Justine de Jonge is a Melbourne freelance travel writer and blogger who loves travelling the vegan road. She also loves blogging about her vegan travels at www.fireandtea.com .
Published July 24th 2019
Tasty vegan Turkish kebabs in the heart of Brunswick
As always, it takes a vision to bring an idea to life. The building blocks for the vision of a new food place are the basics: a new recipe and an easily accessible shopfront. The vision for Kevabs Brunswick was to be Australia's first vegan kebab shop. Now, thanks to owner and Chef Angie, Kevabs Brunswick is a reality set in stone (and plants).
An all-vegan kebab shop seemed to be an idea that may have been scoffed at by food traditionalists. Though, Angie's vision came to life because she dreamed big. She dared to ask 'what if?' Through some plant-based culinary creativity, Angie has succeeded in making the seemingly impossible possible. Angie has created a meat substitute to stuff her 'kevabs' with, along with the essentials – lettuce, tomato, sumac onion and a choice of sauces. Angie's secret recipe, made from 'loads of veggies and pea protein', has resulted in a texturally accurate alternative to meat. Here, Angie's blend of traditional Turkish flavours is all translated into vegan versions of traditional Turkish dishes.
Melbourne and Sydney have fought for the title of the best kebabs in Australia, but Melbourne possesses the cultural landscape needed to host Australia's first vegan kebab shop. The concept really couldn't work anywhere else (ok, perhaps in Adelaide; another of Australia's most vegan-friendly cities). Specifically, Brunswick is only a stone's throw away from Fitzroy; Melbourne's famed vegan enclave.
As you wander into Kevabs Brunswick, the shopfront emulates the aesthetic of a kebab shop, except its fresh modern décor and the absence of animal products sets the business apart from others. Staff are friendly and warm, eager for their customers to try the many Turkish vegan flavours on offer. Sure, kevabs are served here on tap, but customers can also fil their bellies with open kevabs sided by salads of beans, couscous, and parsley. Or, there's börek (similar to a sausage roll, but as a vegan version) and crispy gözleme (flatbread pastry filled spinach and vegan 'feta').
Gluten-free options are also available across the menu. It takes time and consideration to decide on what to eat, so the best option is to try as much as possible in one seating. Orders are placed at the counter, then delivered to customers seated at long benches once they're ready.
The result is generously-stuffed flat bread, brimming with salad, Angie's freshly-made kevab, hummus and garlic sauce, all rolled up and slipped into a kebab bag.
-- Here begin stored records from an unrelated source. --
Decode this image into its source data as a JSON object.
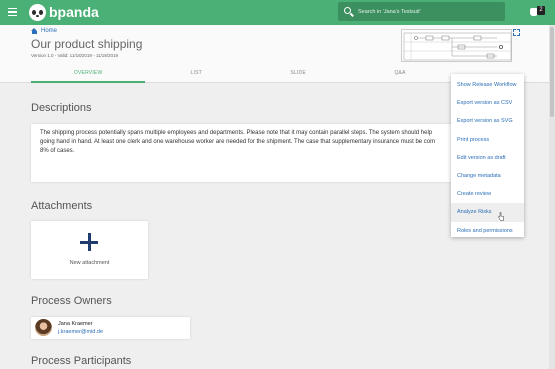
{
  "app": {
    "name": "bpanda"
  },
  "search": {
    "placeholder": "Search in 'Jana's Testsuit'"
  },
  "notifications": {
    "count": "2"
  },
  "breadcrumb": {
    "home": "Home"
  },
  "process": {
    "title": "Our product shipping",
    "version": "Version 1.0 - Valid: 11/18/2019 - 11/18/2019"
  },
  "tabs": [
    {
      "label": "OVERVIEW",
      "active": true
    },
    {
      "label": "LIST"
    },
    {
      "label": "SLIDE"
    },
    {
      "label": "Q&A"
    }
  ],
  "sections": {
    "descriptions": "Descriptions",
    "attachments": "Attachments",
    "owners": "Process Owners",
    "participants": "Process Participants"
  },
  "description_lines": [
    "The shipping process potentially spans multiple employees and departments. Please note that it may contain parallel steps. The system should help",
    "going hand in hand. At least one clerk and one warehouse worker are needed for the shipment. The case that supplementary insurance must be com",
    "8% of cases."
  ],
  "attachment": {
    "label": "New attachment"
  },
  "owner": {
    "name": "Jana Kraemer",
    "email": "j.kraemer@mid.de"
  },
  "menu": {
    "items": [
      "Show Release Workflow",
      "Export version as CSV",
      "Export version as SVG",
      "Print process",
      "Edit version as draft",
      "Change metadata",
      "Create review",
      "Analyze Risks",
      "Roles and permissions"
    ],
    "hovered": "Analyze Risks"
  },
  "colors": {
    "brand": "#4bb075",
    "link": "#2b6fb7",
    "search_bg": "#3c8f5f"
  },
  "icons": [
    "menu-icon",
    "panda-logo-icon",
    "search-icon",
    "notification-icon",
    "home-icon",
    "expand-icon",
    "plus-icon",
    "avatar"
  ]
}
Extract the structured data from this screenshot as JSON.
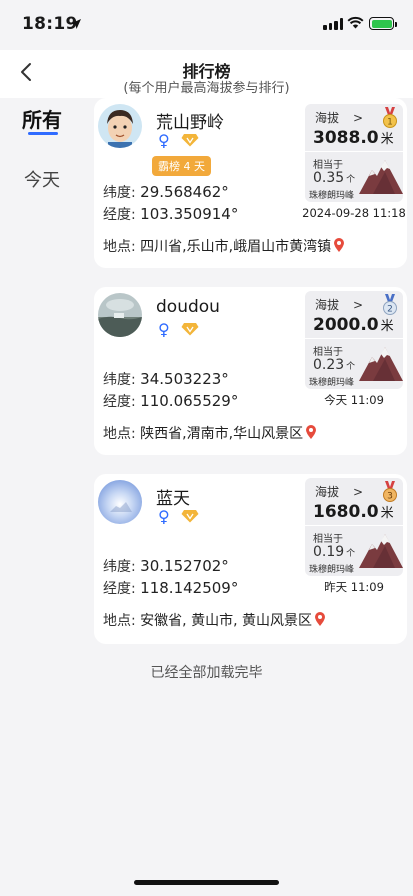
{
  "status_bar": {
    "time": "18:19"
  },
  "nav": {
    "title": "排行榜",
    "subtitle": "(每个用户最高海拔参与排行)"
  },
  "tabs": {
    "all": "所有",
    "today": "今天"
  },
  "labels": {
    "lat": "纬度:",
    "lng": "经度:",
    "place": "地点:",
    "altitude": "海拔",
    "equivalent": "相当于",
    "everest": "珠穆朗玛峰",
    "meter_unit": "米",
    "count_unit": "个"
  },
  "entries": [
    {
      "rank": "1",
      "name": "荒山野岭",
      "gender": "♀",
      "badge": "霸榜 4 天",
      "lat": "29.568462°",
      "lng": "103.350914°",
      "place": "四川省,乐山市,峨眉山市黄湾镇",
      "altitude": "3088.0",
      "everest_ratio": "0.35",
      "time": "2024-09-28 11:18",
      "medal_color": "#e8b43a"
    },
    {
      "rank": "2",
      "name": "doudou",
      "gender": "♀",
      "lat": "34.503223°",
      "lng": "110.065529°",
      "place": "陕西省,渭南市,华山风景区",
      "altitude": "2000.0",
      "everest_ratio": "0.23",
      "time": "今天 11:09",
      "medal_color": "#9bb0c8"
    },
    {
      "rank": "3",
      "name": "蓝天",
      "gender": "♀",
      "lat": "30.152702°",
      "lng": "118.142509°",
      "place": "安徽省, 黄山市, 黄山风景区",
      "altitude": "1680.0",
      "everest_ratio": "0.19",
      "time": "昨天 11:09",
      "medal_color": "#d98c3a"
    }
  ],
  "footer": "已经全部加载完毕"
}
The tastes are just as generous and satisfying, giving customers an 'as close to' authentic kebab experience as possible. Kevabs can also be served with chips and a choice of extras from vegan cheese to olives and salads.
There are a range of cold drinks to choose from in the fridge, including some Turkish favourites like fermented pickle juice. In the middle of a cold Melbourne winter, a Turkish coffee (with cardamom) or tea will finish the meal perfectly. There is an array of Turkish sweets to serve with a hot beverage, from sweet and smooth Turkish Delight (choose from rosewater, wild rose or chilli), baklava, raw cakes and heavily dusted aniseed crescents.
There's an eye-opening dessert on the menu. Dessert chips – hot chips served with a crowning of tahini, rose jam jelly and sprinkled with pistachios – piques interest and curiosity in customers. A dessert that may warrant an excuse to go back. Either way, Angie has succeeded in creating vegan Turkish favourites that put traditions into a spin. Turkish vegan food really is possible.